Required action » Although the entries contain pictures, write out only their text, exactly as it stands.

□ □ □ □ □ □ □

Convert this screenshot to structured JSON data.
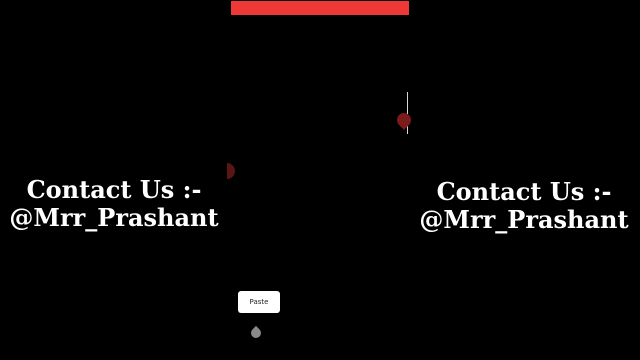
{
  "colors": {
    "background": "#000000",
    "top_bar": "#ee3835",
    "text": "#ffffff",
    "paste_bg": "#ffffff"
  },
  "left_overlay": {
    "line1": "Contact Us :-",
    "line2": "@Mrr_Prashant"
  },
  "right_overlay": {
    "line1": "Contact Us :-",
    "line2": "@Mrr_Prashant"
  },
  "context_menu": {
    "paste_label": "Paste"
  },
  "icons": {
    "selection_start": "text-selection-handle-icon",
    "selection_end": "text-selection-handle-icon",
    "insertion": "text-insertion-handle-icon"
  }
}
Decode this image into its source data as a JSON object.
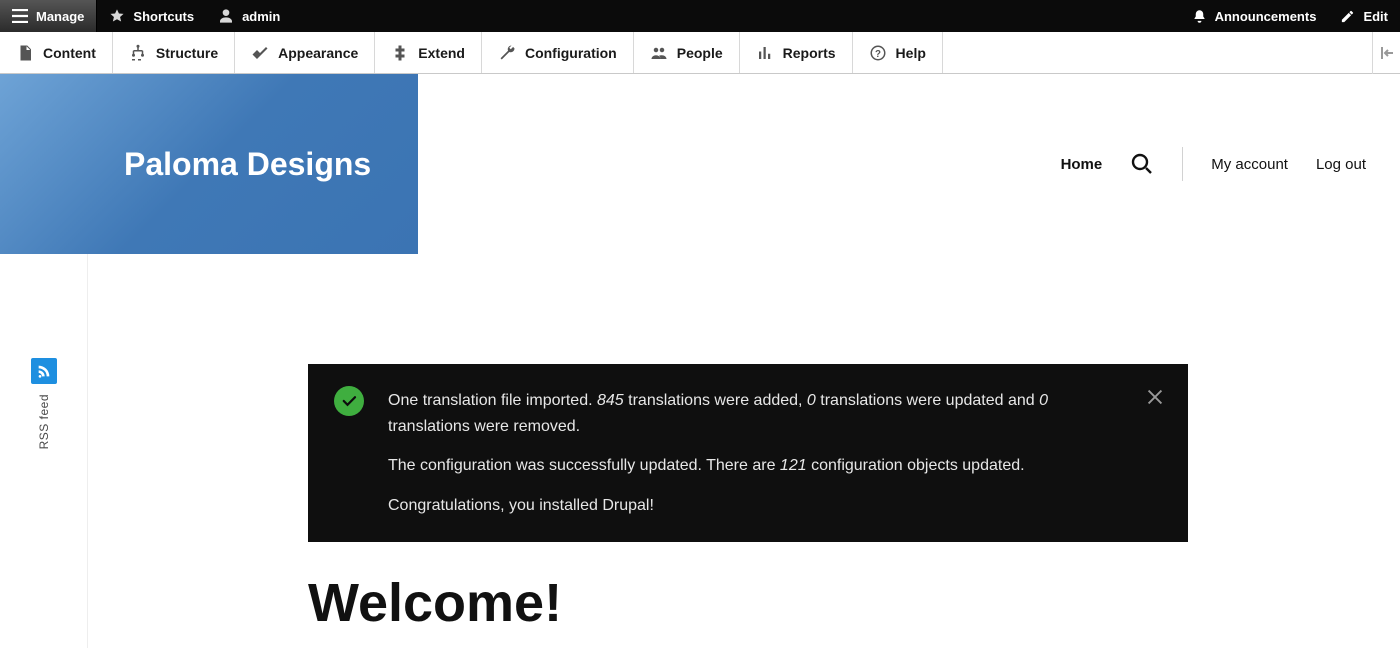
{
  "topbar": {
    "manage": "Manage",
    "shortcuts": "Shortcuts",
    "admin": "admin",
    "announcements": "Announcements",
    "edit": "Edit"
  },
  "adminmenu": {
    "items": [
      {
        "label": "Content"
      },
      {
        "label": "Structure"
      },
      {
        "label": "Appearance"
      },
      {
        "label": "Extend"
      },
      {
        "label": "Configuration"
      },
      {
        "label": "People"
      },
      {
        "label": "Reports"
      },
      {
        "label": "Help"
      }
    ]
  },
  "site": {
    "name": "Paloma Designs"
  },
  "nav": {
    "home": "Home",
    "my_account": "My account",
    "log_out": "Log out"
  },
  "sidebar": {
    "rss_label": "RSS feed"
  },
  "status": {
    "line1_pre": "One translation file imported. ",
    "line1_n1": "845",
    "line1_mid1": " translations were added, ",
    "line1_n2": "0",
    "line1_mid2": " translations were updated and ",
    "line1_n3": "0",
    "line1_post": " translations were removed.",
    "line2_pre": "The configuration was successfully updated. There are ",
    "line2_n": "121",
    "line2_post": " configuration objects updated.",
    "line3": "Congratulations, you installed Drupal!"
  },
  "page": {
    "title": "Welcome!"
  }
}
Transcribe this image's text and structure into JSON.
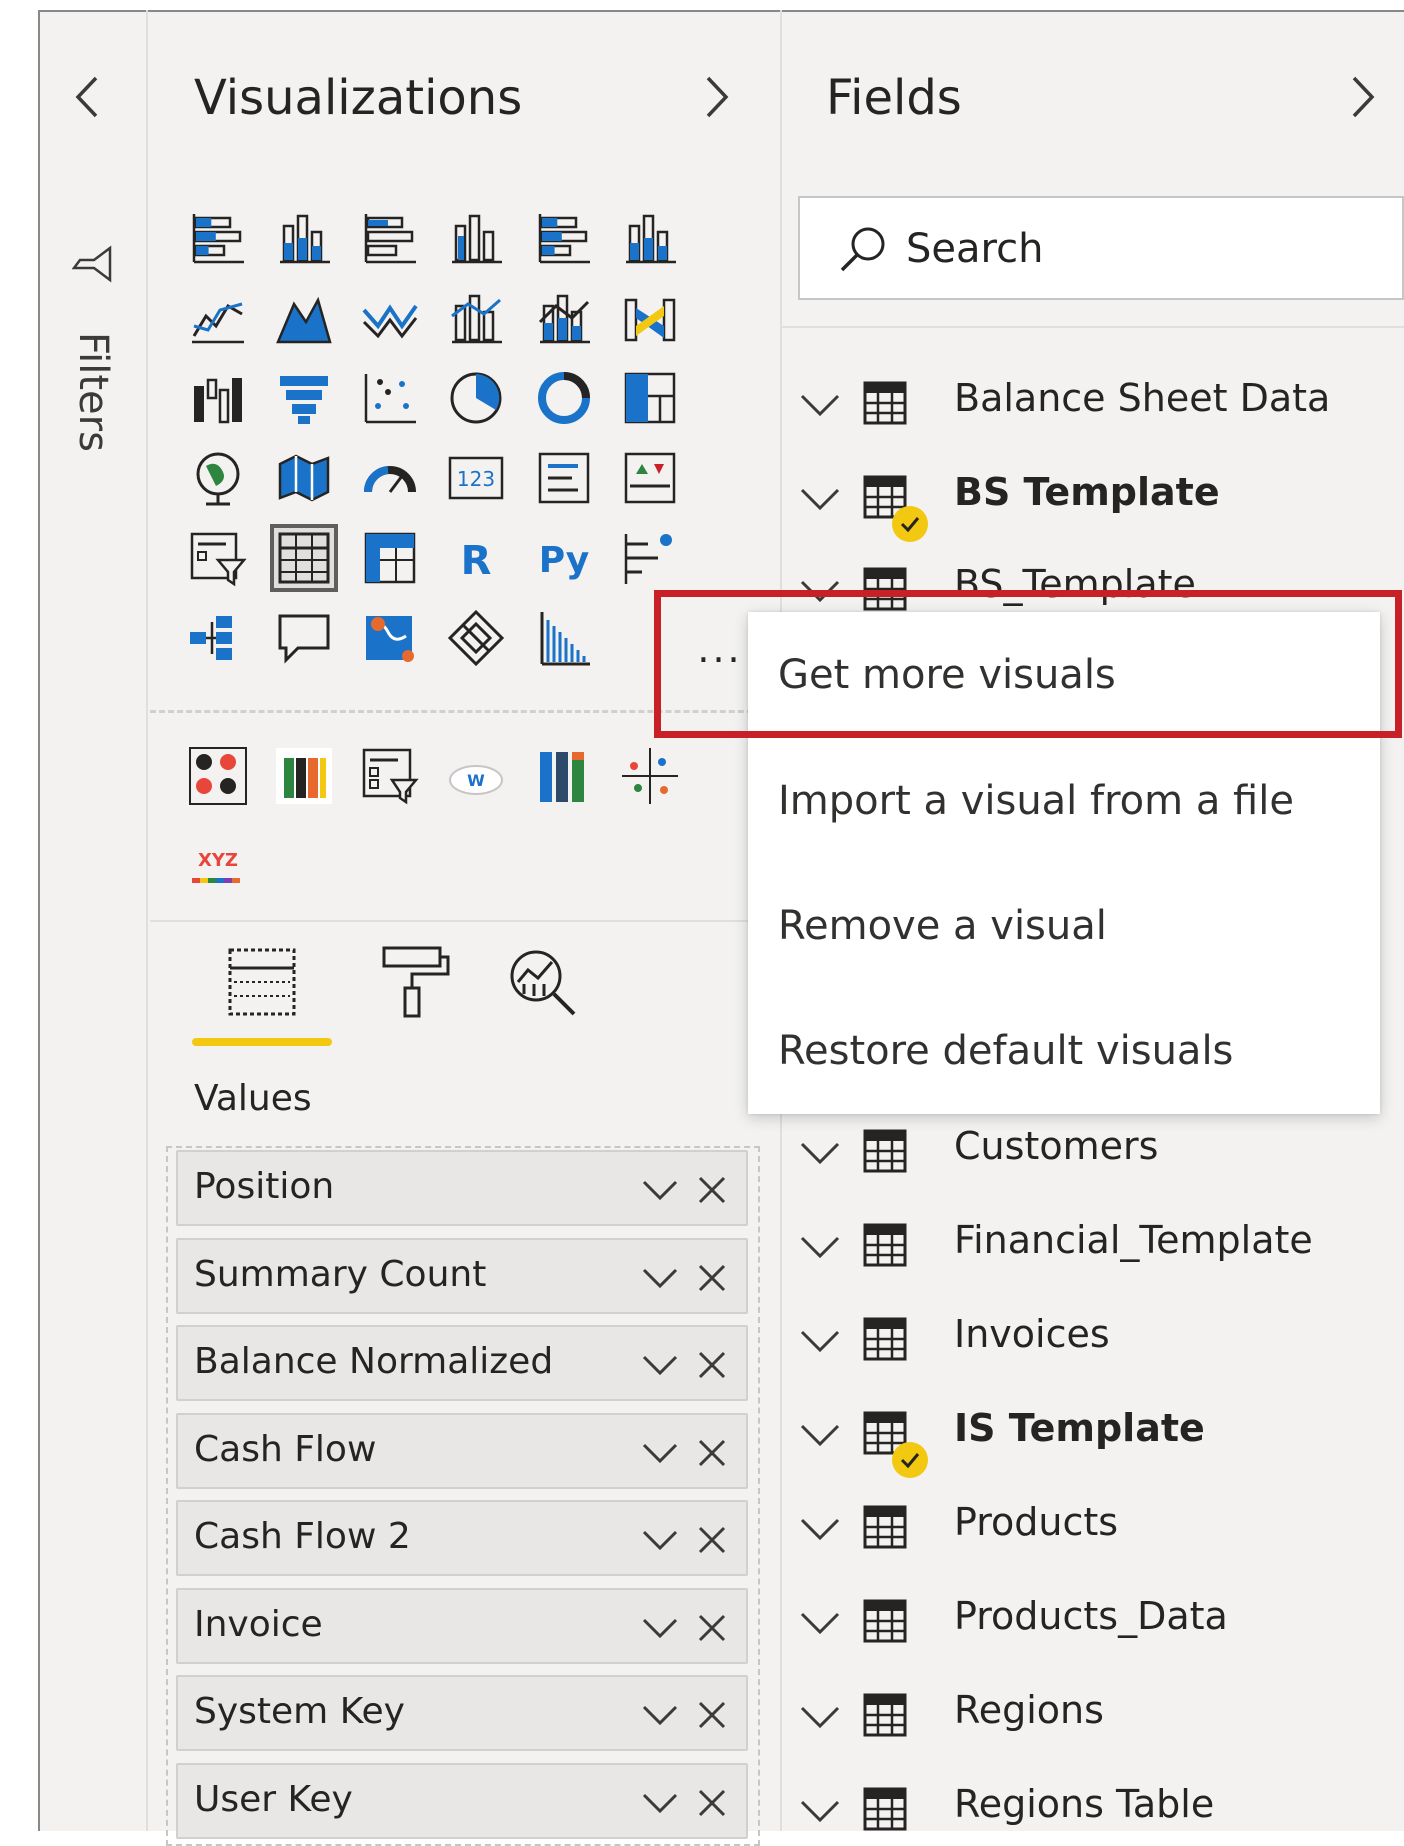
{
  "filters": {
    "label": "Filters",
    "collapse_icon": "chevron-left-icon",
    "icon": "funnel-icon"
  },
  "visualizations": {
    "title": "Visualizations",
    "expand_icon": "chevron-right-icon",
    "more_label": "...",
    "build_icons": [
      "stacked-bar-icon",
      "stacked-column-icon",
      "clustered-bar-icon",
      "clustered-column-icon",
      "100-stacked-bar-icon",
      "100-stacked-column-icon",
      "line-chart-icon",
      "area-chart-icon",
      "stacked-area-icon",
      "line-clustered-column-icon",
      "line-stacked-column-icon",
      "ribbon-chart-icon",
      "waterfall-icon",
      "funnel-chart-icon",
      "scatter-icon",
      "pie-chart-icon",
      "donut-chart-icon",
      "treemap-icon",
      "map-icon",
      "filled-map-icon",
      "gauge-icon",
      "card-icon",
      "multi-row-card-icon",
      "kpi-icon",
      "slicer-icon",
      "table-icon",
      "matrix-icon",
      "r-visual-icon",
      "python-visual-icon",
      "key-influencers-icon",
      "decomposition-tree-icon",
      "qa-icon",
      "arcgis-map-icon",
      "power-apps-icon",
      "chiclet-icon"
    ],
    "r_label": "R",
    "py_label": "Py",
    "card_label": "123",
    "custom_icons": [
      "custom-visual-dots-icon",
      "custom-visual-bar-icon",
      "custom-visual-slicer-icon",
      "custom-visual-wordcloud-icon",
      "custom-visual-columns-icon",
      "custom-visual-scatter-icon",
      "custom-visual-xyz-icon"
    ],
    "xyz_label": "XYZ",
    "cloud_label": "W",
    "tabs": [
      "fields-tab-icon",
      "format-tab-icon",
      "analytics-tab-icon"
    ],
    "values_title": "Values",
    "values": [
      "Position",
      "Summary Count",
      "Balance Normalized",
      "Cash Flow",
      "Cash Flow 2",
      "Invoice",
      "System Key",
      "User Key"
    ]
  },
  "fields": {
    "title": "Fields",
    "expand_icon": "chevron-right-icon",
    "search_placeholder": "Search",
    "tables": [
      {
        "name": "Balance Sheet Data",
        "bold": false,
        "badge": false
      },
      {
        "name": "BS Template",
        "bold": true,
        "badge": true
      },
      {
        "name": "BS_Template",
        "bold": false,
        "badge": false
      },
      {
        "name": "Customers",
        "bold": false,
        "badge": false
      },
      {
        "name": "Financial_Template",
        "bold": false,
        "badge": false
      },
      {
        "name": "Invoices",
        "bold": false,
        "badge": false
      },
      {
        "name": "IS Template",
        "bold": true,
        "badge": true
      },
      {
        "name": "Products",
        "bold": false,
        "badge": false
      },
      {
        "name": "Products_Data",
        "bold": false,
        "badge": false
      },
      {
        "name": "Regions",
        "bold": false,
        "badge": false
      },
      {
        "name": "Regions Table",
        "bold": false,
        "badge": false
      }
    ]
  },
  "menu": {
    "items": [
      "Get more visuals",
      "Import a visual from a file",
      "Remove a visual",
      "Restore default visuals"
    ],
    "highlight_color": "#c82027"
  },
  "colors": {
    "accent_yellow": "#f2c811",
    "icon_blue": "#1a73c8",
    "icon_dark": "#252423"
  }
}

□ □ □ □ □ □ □

Your solution »
Convert this screenshot to structured JSON data.
{
  "colors": {
    "background": "#000000",
    "top_bar": "#ee3835",
    "text": "#ffffff",
    "paste_bg": "#ffffff"
  },
  "left_overlay": {
    "line1": "Contact Us :-",
    "line2": "@Mrr_Prashant"
  },
  "right_overlay": {
    "line1": "Contact Us :-",
    "line2": "@Mrr_Prashant"
  },
  "context_menu": {
    "paste_label": "Paste"
  },
  "icons": {
    "selection_start": "text-selection-handle-icon",
    "selection_end": "text-selection-handle-icon",
    "insertion": "text-insertion-handle-icon"
  }
}
Decode this image into its source data as a JSON object.
{
  "topbar": {
    "manage": "Manage",
    "shortcuts": "Shortcuts",
    "admin": "admin",
    "announcements": "Announcements",
    "edit": "Edit"
  },
  "adminmenu": {
    "items": [
      {
        "label": "Content"
      },
      {
        "label": "Structure"
      },
      {
        "label": "Appearance"
      },
      {
        "label": "Extend"
      },
      {
        "label": "Configuration"
      },
      {
        "label": "People"
      },
      {
        "label": "Reports"
      },
      {
        "label": "Help"
      }
    ]
  },
  "site": {
    "name": "Paloma Designs"
  },
  "nav": {
    "home": "Home",
    "my_account": "My account",
    "log_out": "Log out"
  },
  "sidebar": {
    "rss_label": "RSS feed"
  },
  "status": {
    "line1_pre": "One translation file imported. ",
    "line1_n1": "845",
    "line1_mid1": " translations were added, ",
    "line1_n2": "0",
    "line1_mid2": " translations were updated and ",
    "line1_n3": "0",
    "line1_post": " translations were removed.",
    "line2_pre": "The configuration was successfully updated. There are ",
    "line2_n": "121",
    "line2_post": " configuration objects updated.",
    "line3": "Congratulations, you installed Drupal!"
  },
  "page": {
    "title": "Welcome!"
  }
}
Transcribe this image's text and structure into JSON.
{
  "filters": {
    "label": "Filters",
    "collapse_icon": "chevron-left-icon",
    "icon": "funnel-icon"
  },
  "visualizations": {
    "title": "Visualizations",
    "expand_icon": "chevron-right-icon",
    "more_label": "...",
    "build_icons": [
      "stacked-bar-icon",
      "stacked-column-icon",
      "clustered-bar-icon",
      "clustered-column-icon",
      "100-stacked-bar-icon",
      "100-stacked-column-icon",
      "line-chart-icon",
      "area-chart-icon",
      "stacked-area-icon",
      "line-clustered-column-icon",
      "line-stacked-column-icon",
      "ribbon-chart-icon",
      "waterfall-icon",
      "funnel-chart-icon",
      "scatter-icon",
      "pie-chart-icon",
      "donut-chart-icon",
      "treemap-icon",
      "map-icon",
      "filled-map-icon",
      "gauge-icon",
      "card-icon",
      "multi-row-card-icon",
      "kpi-icon",
      "slicer-icon",
      "table-icon",
      "matrix-icon",
      "r-visual-icon",
      "python-visual-icon",
      "key-influencers-icon",
      "decomposition-tree-icon",
      "qa-icon",
      "arcgis-map-icon",
      "power-apps-icon",
      "chiclet-icon"
    ],
    "r_label": "R",
    "py_label": "Py",
    "card_label": "123",
    "custom_icons": [
      "custom-visual-dots-icon",
      "custom-visual-bar-icon",
      "custom-visual-slicer-icon",
      "custom-visual-wordcloud-icon",
      "custom-visual-columns-icon",
      "custom-visual-scatter-icon",
      "custom-visual-xyz-icon"
    ],
    "xyz_label": "XYZ",
    "cloud_label": "W",
    "tabs": [
      "fields-tab-icon",
      "format-tab-icon",
      "analytics-tab-icon"
    ],
    "values_title": "Values",
    "values": [
      "Position",
      "Summary Count",
      "Balance Normalized",
      "Cash Flow",
      "Cash Flow 2",
      "Invoice",
      "System Key",
      "User Key"
    ]
  },
  "fields": {
    "title": "Fields",
    "expand_icon": "chevron-right-icon",
    "search_placeholder": "Search",
    "tables": [
      {
        "name": "Balance Sheet Data",
        "bold": false,
        "badge": false
      },
      {
        "name": "BS Template",
        "bold": true,
        "badge": true
      },
      {
        "name": "BS_Template",
        "bold": false,
        "badge": false
      },
      {
        "name": "Customers",
        "bold": false,
        "badge": false
      },
      {
        "name": "Financial_Template",
        "bold": false,
        "badge": false
      },
      {
        "name": "Invoices",
        "bold": false,
        "badge": false
      },
      {
        "name": "IS Template",
        "bold": true,
        "badge": true
      },
      {
        "name": "Products",
        "bold": false,
        "badge": false
      },
      {
        "name": "Products_Data",
        "bold": false,
        "badge": false
      },
      {
        "name": "Regions",
        "bold": false,
        "badge": false
      },
      {
        "name": "Regions Table",
        "bold": false,
        "badge": false
      }
    ]
  },
  "menu": {
    "items": [
      "Get more visuals",
      "Import a visual from a file",
      "Remove a visual",
      "Restore default visuals"
    ],
    "highlight_color": "#c82027"
  },
  "colors": {
    "accent_yellow": "#f2c811",
    "icon_blue": "#1a73c8",
    "icon_dark": "#252423"
  }
}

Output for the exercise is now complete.